A GOES-R volcanic ash height product (derived using Himawari-8 AHI data) from the SSEC Volcanic Cloud Monitoring site indicated that the plume reached heights of 10 km (dark blue color enhancement) at times during the 03-04 October period (below).McIDAS-V images of Suomi NPP VIIRS Day/Night Band (0.7 µm), near-IR (1.6 µm), shortwave IR (3.74 µm), and IR (11.45 µm) images (below, courtesy of William Straka, SSEC) showed the hot spot and nighttime glow of the summit of the Rinjani volcano at 1733 UTC on 04 November. ]]>

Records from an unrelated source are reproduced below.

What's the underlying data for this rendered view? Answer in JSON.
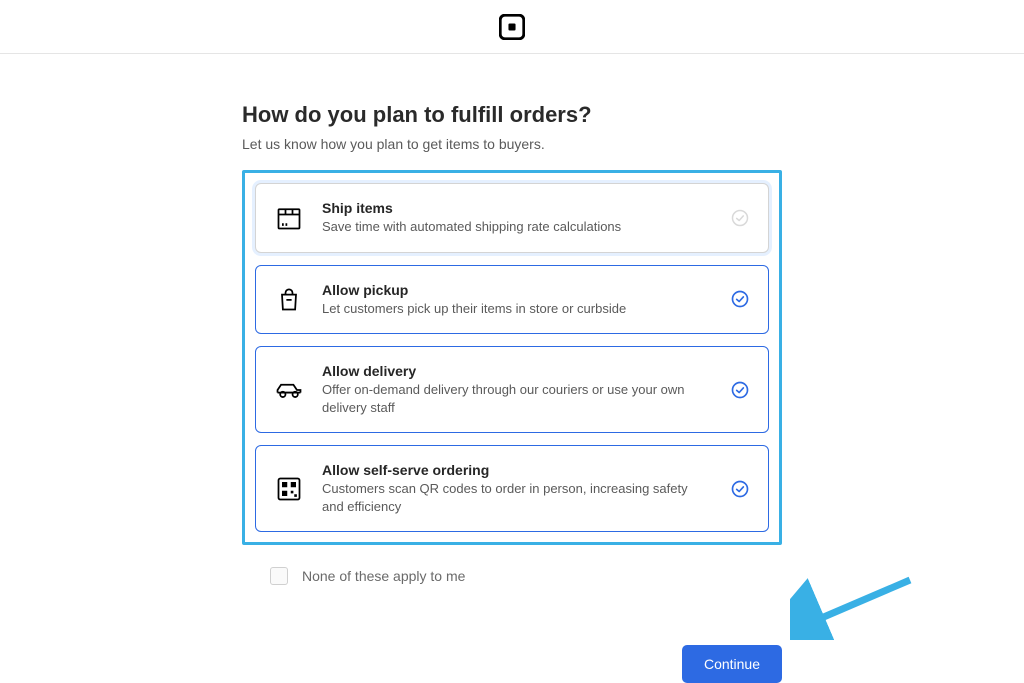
{
  "page": {
    "title": "How do you plan to fulfill orders?",
    "subtitle": "Let us know how you plan to get items to buyers."
  },
  "options": [
    {
      "id": "ship",
      "title": "Ship items",
      "desc": "Save time with automated shipping rate calculations",
      "selected": false
    },
    {
      "id": "pickup",
      "title": "Allow pickup",
      "desc": "Let customers pick up their items in store or curbside",
      "selected": true
    },
    {
      "id": "delivery",
      "title": "Allow delivery",
      "desc": "Offer on-demand delivery through our couriers or use your own delivery staff",
      "selected": true
    },
    {
      "id": "selfserve",
      "title": "Allow self-serve ordering",
      "desc": "Customers scan QR codes to order in person, increasing safety and efficiency",
      "selected": true
    }
  ],
  "none_label": "None of these apply to me",
  "continue_label": "Continue"
}
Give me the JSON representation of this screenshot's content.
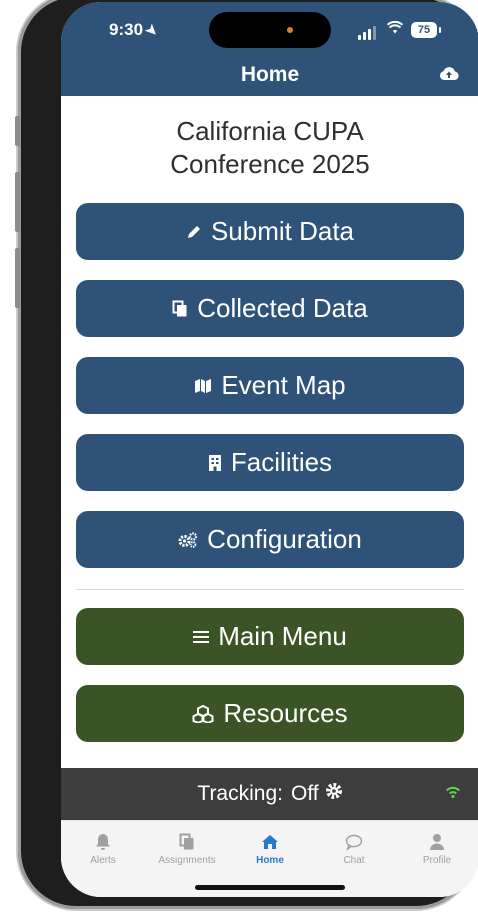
{
  "status_bar": {
    "time": "9:30",
    "battery": "75"
  },
  "header": {
    "title": "Home",
    "sync_icon": "cloud-upload-icon"
  },
  "conference": {
    "line1": "California CUPA",
    "line2": "Conference 2025"
  },
  "menu": {
    "submit_data": "Submit Data",
    "collected_data": "Collected Data",
    "event_map": "Event Map",
    "facilities": "Facilities",
    "configuration": "Configuration",
    "main_menu": "Main Menu",
    "resources": "Resources"
  },
  "tracking": {
    "label": "Tracking:",
    "value": "Off"
  },
  "tabs": [
    {
      "label": "Alerts",
      "icon": "bell-icon"
    },
    {
      "label": "Assignments",
      "icon": "documents-icon"
    },
    {
      "label": "Home",
      "icon": "home-icon",
      "active": true
    },
    {
      "label": "Chat",
      "icon": "chat-icon"
    },
    {
      "label": "Profile",
      "icon": "person-icon"
    }
  ],
  "colors": {
    "primary": "#2e5278",
    "secondary": "#3b5426",
    "tracking_bg": "#3d3d3d",
    "active_tab": "#2a78c8",
    "wifi_on": "#5cd64c"
  }
}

Cyclone Chapala continued its unusual approach towards Yemen on the southwestern edge of the Arabian Peninsula. Early on 2 November, the storm has passed just north of the Island of Socotra and entered the Gulf of Aden. METOP-B overflew the storm at ~0615 UTC on 2 November; Visible and Infrared data, above, show a still-compact storm with an obvious eye ringed by cold cloud tops (the coldest brightness temperatures are near -75º C) tucked into the mouth of the Gulf of Aden. Wind shear in the region is very low and sea-surface temperatures are warm. The morphed microwave imagery, below (taken from this site), indicates that the eyewall brushed the island of Socotra as it passed (a comparison of Meteosat-7 Infrared and DMSP SSMIS microwave images around 15 UTC on 01 November can be seen here).
Subsequent microwave imagery, below, for the 24 hours ending 1200 UTC on 2 November (the image below overlaps the one above) show a decrease in the eyewall structure and intensity.

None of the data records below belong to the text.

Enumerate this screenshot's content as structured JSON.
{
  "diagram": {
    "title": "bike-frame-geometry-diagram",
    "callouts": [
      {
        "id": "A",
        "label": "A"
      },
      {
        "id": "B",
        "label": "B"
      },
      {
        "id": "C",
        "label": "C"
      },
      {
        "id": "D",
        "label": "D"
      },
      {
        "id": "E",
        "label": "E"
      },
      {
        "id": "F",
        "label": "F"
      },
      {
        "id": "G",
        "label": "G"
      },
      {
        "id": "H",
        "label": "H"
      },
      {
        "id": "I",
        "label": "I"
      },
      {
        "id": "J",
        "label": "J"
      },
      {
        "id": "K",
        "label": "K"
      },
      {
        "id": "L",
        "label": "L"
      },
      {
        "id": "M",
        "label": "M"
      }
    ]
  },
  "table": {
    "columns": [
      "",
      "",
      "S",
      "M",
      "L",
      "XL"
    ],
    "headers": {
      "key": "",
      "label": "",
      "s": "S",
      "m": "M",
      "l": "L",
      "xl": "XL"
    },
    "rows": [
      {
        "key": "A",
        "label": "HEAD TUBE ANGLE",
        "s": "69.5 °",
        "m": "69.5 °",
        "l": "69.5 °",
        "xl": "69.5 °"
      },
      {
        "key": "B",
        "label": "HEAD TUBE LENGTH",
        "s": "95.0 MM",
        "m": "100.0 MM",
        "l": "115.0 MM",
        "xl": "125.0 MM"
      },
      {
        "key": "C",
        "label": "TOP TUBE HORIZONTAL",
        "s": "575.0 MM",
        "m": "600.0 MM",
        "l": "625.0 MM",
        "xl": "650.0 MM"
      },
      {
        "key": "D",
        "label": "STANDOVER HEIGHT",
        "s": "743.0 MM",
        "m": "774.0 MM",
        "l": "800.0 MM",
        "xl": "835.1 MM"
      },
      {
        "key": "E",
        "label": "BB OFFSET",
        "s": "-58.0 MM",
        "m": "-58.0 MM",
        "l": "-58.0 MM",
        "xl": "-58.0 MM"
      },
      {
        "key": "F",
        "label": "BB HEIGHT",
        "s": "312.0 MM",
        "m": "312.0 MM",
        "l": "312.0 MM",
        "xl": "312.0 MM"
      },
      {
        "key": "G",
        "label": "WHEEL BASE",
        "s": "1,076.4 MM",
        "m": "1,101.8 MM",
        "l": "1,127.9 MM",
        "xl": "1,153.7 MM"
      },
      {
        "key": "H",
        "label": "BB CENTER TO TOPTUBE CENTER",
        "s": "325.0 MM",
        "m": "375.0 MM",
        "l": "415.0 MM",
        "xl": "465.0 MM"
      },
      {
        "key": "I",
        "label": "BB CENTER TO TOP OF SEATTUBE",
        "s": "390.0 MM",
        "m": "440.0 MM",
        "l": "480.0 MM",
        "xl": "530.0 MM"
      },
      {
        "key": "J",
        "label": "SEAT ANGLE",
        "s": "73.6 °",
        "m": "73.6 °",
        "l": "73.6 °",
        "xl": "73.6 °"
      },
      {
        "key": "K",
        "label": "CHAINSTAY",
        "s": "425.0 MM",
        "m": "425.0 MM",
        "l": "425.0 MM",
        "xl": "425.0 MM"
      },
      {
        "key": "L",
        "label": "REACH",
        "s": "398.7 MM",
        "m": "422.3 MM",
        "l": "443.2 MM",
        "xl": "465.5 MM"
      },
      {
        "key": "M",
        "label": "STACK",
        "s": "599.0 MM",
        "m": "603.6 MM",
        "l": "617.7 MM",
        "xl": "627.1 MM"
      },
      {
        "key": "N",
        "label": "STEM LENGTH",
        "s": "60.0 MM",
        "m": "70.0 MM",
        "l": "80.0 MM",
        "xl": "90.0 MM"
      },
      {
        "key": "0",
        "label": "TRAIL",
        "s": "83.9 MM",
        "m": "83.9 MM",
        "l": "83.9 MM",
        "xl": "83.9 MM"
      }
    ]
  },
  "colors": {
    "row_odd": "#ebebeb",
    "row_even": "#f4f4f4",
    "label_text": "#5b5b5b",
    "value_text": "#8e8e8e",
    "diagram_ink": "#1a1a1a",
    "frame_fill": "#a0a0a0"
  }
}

Satellite-based intensity estimates at around 0000 UTC on 2 November (link) suggest a central mean sea-level pressure around 940 mb with sustained winds near 120 knots. The 0000 UTC Meteosat-7 image is shown below.
Suomi NPP overflew the region shortly after 2100 UTC on 1 November, and the Day/Night Band imagery from VIIRS is shown below, toggled with the 11.45 µm Infrared imagery. The storm is centered just northwest of Socotra; mesovortices are evident within the eye, as are overshooting tops in the eyewall convection; the bright streak seen on the Day/Night Band image is a region of the western eyewall illuminated by intense lightning activity. Zoomed-out versions of the imagery are available here for Day/Night Band and here for 11.45 µm Infrared. (VIIRS Imagery courtesy William Straka, SSEC/CIMSS).
A comparison of Meteosat-7 Infrared and DMSP SSMIS Microwave images around 1530 UTC on 2 November, below, showed the northern edge of the eyewall very near to the coast of Yemen.
At landfall, below, as viewed by Suomi NPP’s VIIRS instrument and a timely overpass, the eye of the storm had filled. The change in storm structure prior to landfall was very apparent in this toggle of two METOP Infrared images, at 0558 and 1644 UTC on 2 November. However, Meteosat-7 Infrared images showed that there was a large convective burst that developed as Chapala made landfall. Chapala was the first tropical cyclone on record to make landfall in Yemen while still at hurricane intensity.A 6-day animation of the storm using VIIRS true-color imagery from RealEarth can be seen here. Cyclone Chapala is also discussed in this blog post.
===== 05 November Update =====
A 14-day animation of UK Met Office OSTIA Sea Surface Temperature, below, reveals the cold wake of upwelling water (yellow color enhancement) following the passage of Hurricane Chapala.]]>